LAMB: And you were, during the last part of the book and the very early part; when he died he had the full treatment; laid in State up there in the Capitol and six white horses pulling the how did he do that? What was the it doesn’t happen very often.
D. HEIDLER: No. And it is a it is an indication. What we wanted to do in the prologue, because Clay has retreated into the shadows of American memory so much, is we wanted to show in the prologue how important he was. And we wanted to show rather than just say he was important. And we thought the best way to do that was to take this funeral, which was unprecedented; the lying in State in the Capitol, the subsequent journey across upstate New York, down Lake Erie, through the central part of the country to Lexington, where hundreds of thousands; almost maybe a million people turned out in the course of that journey to pay tribute to him and the sense of loss that they had when he was gone.
Clay was Clay was, in the parlance of today, a rock star. He was the star player among a lot stock (ph) players.
LAMB: Anything you didn’t like about him?
J. HEIDLER: His inconsistency on the issue of slavery I think was one of the hardest things for us to actually come to grips with, because he was opposed to slavery and yet he owned slaves. And he never, until his death, took that final step to be an example to others to end the institution.
LAMB: And what did you like best about him?

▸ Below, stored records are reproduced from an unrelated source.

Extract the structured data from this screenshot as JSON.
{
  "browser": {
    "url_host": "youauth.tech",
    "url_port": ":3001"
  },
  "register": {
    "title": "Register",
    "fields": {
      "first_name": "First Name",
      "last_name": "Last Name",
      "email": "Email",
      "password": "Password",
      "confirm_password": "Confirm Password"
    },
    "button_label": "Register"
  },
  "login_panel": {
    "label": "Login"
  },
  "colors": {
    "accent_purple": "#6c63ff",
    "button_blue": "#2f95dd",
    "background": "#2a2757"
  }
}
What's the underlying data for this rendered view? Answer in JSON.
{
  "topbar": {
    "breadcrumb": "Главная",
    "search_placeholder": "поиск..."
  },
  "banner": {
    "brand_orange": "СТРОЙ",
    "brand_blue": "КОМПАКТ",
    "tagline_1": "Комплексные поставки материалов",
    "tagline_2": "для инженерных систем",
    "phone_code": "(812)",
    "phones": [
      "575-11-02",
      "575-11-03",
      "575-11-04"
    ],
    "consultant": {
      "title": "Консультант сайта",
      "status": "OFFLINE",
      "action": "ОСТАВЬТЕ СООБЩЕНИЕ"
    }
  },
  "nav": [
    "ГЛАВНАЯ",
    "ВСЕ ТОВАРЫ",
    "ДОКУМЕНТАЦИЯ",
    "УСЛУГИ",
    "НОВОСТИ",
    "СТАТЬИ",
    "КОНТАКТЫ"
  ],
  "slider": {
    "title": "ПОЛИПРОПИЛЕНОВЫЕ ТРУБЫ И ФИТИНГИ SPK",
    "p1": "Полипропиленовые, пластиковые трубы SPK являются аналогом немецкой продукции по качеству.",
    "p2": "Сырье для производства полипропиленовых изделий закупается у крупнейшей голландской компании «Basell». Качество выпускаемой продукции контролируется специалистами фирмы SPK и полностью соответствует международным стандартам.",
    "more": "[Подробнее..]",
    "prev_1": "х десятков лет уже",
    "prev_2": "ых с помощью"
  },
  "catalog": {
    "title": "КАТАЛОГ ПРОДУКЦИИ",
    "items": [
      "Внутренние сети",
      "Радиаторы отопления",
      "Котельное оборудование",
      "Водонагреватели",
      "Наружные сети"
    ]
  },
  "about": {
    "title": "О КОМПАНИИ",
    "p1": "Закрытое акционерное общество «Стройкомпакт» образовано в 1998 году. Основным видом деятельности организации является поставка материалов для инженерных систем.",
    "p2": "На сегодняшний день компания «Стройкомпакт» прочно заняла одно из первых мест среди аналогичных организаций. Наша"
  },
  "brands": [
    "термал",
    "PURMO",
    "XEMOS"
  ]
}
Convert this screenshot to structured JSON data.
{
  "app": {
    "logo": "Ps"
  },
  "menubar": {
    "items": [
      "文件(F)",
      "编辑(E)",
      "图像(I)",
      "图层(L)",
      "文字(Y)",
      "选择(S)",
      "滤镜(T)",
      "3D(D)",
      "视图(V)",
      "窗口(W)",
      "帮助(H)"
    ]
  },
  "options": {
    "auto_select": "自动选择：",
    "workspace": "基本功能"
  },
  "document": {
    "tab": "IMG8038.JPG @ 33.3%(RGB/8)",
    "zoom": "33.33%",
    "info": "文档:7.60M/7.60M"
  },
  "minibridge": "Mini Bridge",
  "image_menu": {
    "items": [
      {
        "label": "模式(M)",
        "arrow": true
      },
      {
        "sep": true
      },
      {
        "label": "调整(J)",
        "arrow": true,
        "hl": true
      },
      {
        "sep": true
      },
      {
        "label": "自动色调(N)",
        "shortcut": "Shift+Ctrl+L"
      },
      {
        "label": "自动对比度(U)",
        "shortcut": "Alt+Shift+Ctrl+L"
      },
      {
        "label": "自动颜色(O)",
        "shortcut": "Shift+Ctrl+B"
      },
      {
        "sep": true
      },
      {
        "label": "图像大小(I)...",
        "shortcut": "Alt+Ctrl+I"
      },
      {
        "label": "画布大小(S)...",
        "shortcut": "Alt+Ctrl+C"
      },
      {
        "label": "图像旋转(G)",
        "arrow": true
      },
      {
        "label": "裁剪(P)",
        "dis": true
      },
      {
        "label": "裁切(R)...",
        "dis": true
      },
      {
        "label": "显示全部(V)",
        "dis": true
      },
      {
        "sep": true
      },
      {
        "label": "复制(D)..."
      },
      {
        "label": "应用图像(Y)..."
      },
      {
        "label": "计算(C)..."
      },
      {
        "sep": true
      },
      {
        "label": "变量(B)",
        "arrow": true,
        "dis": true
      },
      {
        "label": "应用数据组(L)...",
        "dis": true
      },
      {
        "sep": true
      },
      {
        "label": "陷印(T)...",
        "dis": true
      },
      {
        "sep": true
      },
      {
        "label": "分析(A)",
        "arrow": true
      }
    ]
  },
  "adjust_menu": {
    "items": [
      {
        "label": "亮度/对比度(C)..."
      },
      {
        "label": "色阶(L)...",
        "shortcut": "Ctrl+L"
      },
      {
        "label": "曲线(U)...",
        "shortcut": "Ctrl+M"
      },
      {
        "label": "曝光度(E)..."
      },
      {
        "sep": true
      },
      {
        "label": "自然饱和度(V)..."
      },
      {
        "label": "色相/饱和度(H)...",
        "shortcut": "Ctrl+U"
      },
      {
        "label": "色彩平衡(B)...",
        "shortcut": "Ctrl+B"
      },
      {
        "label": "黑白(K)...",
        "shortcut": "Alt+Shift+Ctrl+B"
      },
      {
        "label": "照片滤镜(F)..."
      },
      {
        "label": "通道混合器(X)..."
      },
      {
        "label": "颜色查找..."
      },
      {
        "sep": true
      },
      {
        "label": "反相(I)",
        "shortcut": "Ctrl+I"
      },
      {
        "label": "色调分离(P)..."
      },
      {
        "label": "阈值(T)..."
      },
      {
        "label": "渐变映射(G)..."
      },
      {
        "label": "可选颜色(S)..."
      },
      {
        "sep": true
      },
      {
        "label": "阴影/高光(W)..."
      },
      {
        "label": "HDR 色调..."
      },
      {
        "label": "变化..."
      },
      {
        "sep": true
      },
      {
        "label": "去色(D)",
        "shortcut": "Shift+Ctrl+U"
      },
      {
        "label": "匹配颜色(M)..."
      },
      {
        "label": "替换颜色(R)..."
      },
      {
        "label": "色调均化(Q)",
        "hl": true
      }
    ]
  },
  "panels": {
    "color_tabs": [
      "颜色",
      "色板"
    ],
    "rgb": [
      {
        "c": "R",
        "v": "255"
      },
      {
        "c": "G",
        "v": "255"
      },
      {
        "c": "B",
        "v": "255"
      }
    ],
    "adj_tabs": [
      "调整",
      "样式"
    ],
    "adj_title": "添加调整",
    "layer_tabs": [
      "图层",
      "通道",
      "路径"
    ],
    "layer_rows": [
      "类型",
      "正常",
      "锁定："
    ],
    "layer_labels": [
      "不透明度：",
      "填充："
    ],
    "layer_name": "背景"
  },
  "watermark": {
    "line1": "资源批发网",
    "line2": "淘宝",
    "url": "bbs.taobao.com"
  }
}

D. HEIDLER: I think his ability to leaven issues with humor; something that Lincoln found admirable enough to emulate. But there is a lot of Lincoln foreshadowed in Clay’s addresses and his speeches, the way he used words and the way he approached issues, so that there is a kind of an anticipation of a of a great event about to happen. Clay, as Scott Fitzgerald said about Daisy Buchanan in the Great Gatsby; there was something about the face that there was a notion that exciting things had happened and exciting things were about to happen.
LAMB: This is the cover of the book; Henry Clay, the Essential American. Our guests have been David and Jeanne Heidler, 29 years married, both PhDs from Auburn, live in Colorado Springs, and have done at least ten books.
Thank you both very much for joining us.
D. HEIDLER: Thank you. Thanks for having us.
J. HEIDLER: Thank you.